He also believed that guests could do what they liked, as long as they did not destroy his hotel. The very thick soundproofing in the walls, and decent insulation, meant that although some rooms were set on fire, it never took hold. When anyone mentioned the deaths in the hotel, he put these to one side. Dylan Thomas was ill at the Chelsea, he admitted, having drunk 18 straight whiskies; but he drank them elsewhere, and died in the hospital. Sid Vicious’s girlfriend Nancy Spungen died of stab wounds in their room, but Stanley saw this as a suicide pact that went wrong, which was the sort of thing creative people did. Some guests threw themselves, stoned, down the stairwell, on the same artistic principle. Any police seen in the hotel were, in fact, more guests. Unexplained disappearances were probably vacations. His hotel was so serene, bathed with perfect northern light, that people either returned again and again, or never left.

Heart and soul

He did not live in the hotel himself. From the mid-1990s he owned an apartment on tonier Park Avenue. Nonetheless the hotel was also a family home. His father had bought it, with two other Hungarian Jews, after the war, with a loan from the Emigrant Bank next door. It was then a flop-house, having fallen from its pinnacle at the centre of the then-Theatre District; the area has since come up again. Stanley’s boyish adventures involved exploring behind the walls with the hotel plumber, and riding up and down all day with a tolerant bell-captain in the ancient gated elevators.

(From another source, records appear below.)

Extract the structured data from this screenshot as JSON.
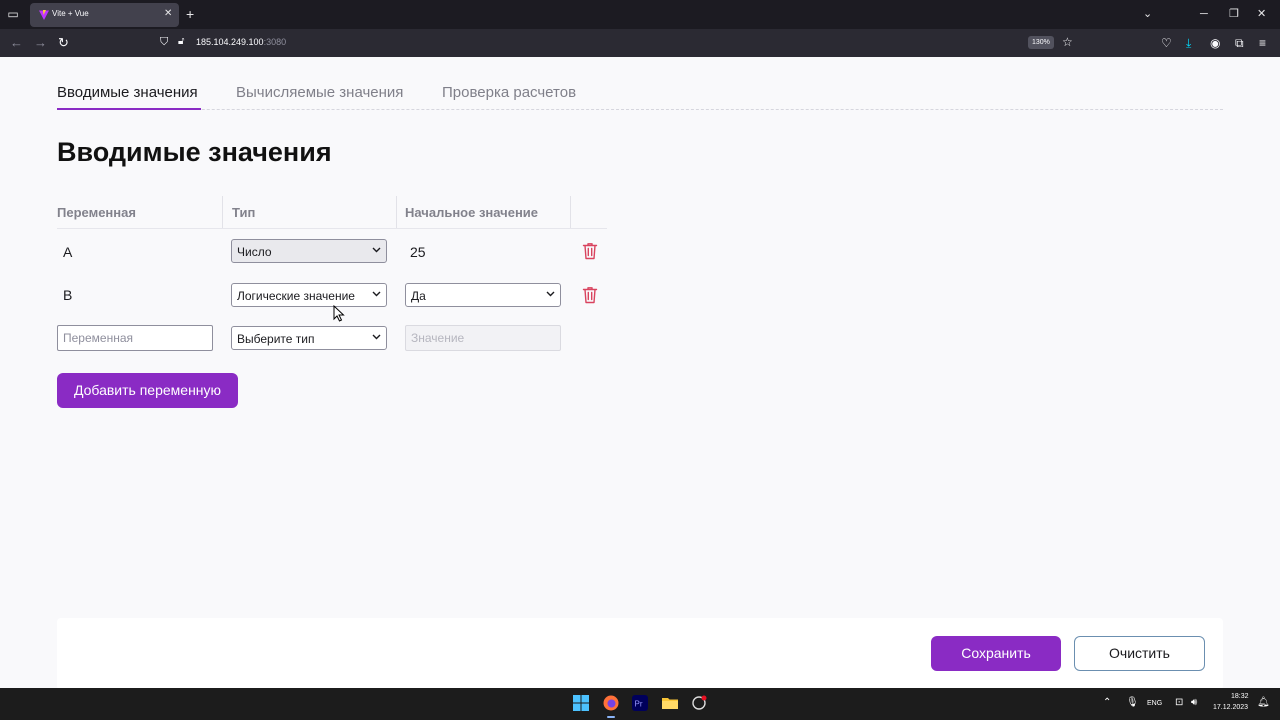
{
  "browser": {
    "tab_title": "Vite + Vue",
    "url_host": "185.104.249.100",
    "url_port": ":3080",
    "zoom": "130%"
  },
  "page": {
    "tabs": [
      {
        "label": "Вводимые значения"
      },
      {
        "label": "Вычисляемые значения"
      },
      {
        "label": "Проверка расчетов"
      }
    ],
    "title": "Вводимые значения",
    "columns": [
      "Переменная",
      "Тип",
      "Начальное значение"
    ],
    "rows": [
      {
        "name": "A",
        "type": "Число",
        "value": "25"
      },
      {
        "name": "B",
        "type": "Логические значение",
        "value": "Да"
      }
    ],
    "new_row": {
      "name_placeholder": "Переменная",
      "type_placeholder": "Выберите тип",
      "value_placeholder": "Значение"
    },
    "add_button": "Добавить переменную"
  },
  "footer": {
    "save_button": "Сохранить",
    "clear_button": "Очистить"
  },
  "taskbar": {
    "language": "ENG",
    "time": "18:32",
    "date": "17.12.2023"
  },
  "colors": {
    "accent": "#8a2bc4",
    "trash": "#d9435e"
  }
}
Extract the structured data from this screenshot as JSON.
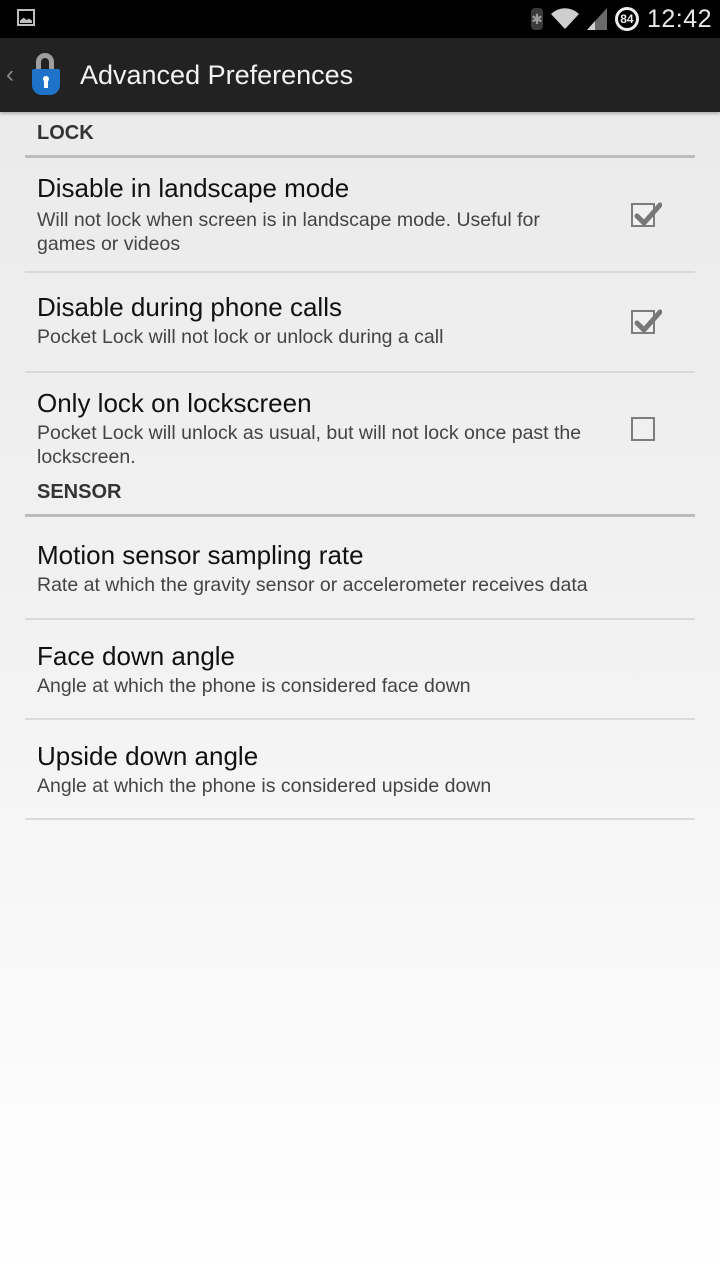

Since his hotel had heart and soul, it had no business plan—beyond fostering a community of unfettered, energised, even wild artists in the heart of New York City. In this he succeeded wonderfully, but not commercially. In 2007 he was shoved aside by the board. His beloved hotel is being redeveloped; a few nervous tenants remain in their dusty rooms. At his last tenants’ association meeting at El Quijote, his favourite restaurant, it seemed that the light had gone out of his eyes. He was mourning the loss of beauty that he had spent his life creating.